James Watt’s ingenious improvements to the steam engine transformed this relatively simple technology, making it more efficient and adapting it so it could be used to turn wheels. His ideas revolutionised steam power, literally driving the industrial revolution and transforming the British landscape and the lives of its people.
The advent of steam hauled railways in the 1820s quickly revolutionised passenger travel and the transport of goods across Britain and the wider world. This is an early train ticket for a journey from Liverpool to Warrington.
Canals were an essential part of the Industrial Revolution and spawned Britain’s first successful steamboat, the Charlotte Dundas.
June 13, 2018 - Richard Moss
Stephenson’s Rocket will return to Manchester for the first time in over 180 years in September 2018.
This is the first steam powered railway engine to run on a public railway. It was designed by George Stephenson and sparked a transport revolution that transformed the lives and fortunes of people across Britain and the wider world.

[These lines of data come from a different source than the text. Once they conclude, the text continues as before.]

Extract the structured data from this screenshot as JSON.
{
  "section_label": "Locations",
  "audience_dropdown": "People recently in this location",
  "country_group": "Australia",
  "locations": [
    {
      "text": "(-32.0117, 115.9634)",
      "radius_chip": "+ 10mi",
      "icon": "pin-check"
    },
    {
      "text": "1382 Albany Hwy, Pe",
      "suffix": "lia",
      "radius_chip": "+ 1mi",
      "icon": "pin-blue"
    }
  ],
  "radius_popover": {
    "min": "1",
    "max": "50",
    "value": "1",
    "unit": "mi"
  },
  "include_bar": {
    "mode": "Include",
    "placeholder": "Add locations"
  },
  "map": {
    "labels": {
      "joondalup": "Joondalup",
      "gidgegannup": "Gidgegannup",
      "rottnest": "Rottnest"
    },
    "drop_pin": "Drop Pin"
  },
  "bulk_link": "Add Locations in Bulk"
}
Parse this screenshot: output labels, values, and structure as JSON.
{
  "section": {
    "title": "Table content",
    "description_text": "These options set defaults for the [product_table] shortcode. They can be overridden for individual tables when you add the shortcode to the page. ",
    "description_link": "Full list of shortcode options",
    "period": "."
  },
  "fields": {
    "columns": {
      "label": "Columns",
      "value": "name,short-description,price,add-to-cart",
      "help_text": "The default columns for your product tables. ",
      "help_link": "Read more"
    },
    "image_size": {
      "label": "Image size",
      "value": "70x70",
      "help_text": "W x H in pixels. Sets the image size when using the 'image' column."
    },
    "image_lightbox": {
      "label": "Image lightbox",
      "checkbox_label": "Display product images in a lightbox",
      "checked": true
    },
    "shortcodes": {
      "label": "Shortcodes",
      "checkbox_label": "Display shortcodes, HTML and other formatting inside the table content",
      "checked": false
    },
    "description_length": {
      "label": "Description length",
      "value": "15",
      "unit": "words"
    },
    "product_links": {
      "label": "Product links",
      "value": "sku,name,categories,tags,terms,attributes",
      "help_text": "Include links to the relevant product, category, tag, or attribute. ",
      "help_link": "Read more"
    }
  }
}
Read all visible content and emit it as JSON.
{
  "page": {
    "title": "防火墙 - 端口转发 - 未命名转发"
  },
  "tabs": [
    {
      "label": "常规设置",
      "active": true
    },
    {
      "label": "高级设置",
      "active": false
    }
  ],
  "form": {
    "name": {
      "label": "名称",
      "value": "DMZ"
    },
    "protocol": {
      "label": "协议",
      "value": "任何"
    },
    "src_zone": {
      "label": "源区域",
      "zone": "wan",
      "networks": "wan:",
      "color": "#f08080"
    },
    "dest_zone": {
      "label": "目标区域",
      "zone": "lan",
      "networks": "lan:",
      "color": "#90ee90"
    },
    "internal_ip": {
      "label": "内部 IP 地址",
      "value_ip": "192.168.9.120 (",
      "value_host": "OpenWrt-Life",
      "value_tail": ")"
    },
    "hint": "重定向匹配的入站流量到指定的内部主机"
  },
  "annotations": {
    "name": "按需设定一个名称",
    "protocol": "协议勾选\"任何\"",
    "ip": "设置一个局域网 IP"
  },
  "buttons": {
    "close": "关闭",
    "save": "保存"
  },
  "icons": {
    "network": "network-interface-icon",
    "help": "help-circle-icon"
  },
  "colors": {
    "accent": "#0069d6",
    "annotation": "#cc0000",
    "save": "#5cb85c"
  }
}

This gilded bronze statue, known as the ‘Golden Boys’ honours Matthew Boulton (1728-1809), James Watt (1736-1819) and William Murdoch (1754 – 1839).
By combining size, power and innovative technology, Brunel revolutionised sea travel and paved the way for modern ship design.
The steam engine was one of the most important technologies of the industrial revolution. But it could be dangerous. The invention of the steam whistle made steam power much safer, saving countless lives as steam technology developed and grew through the 1800s.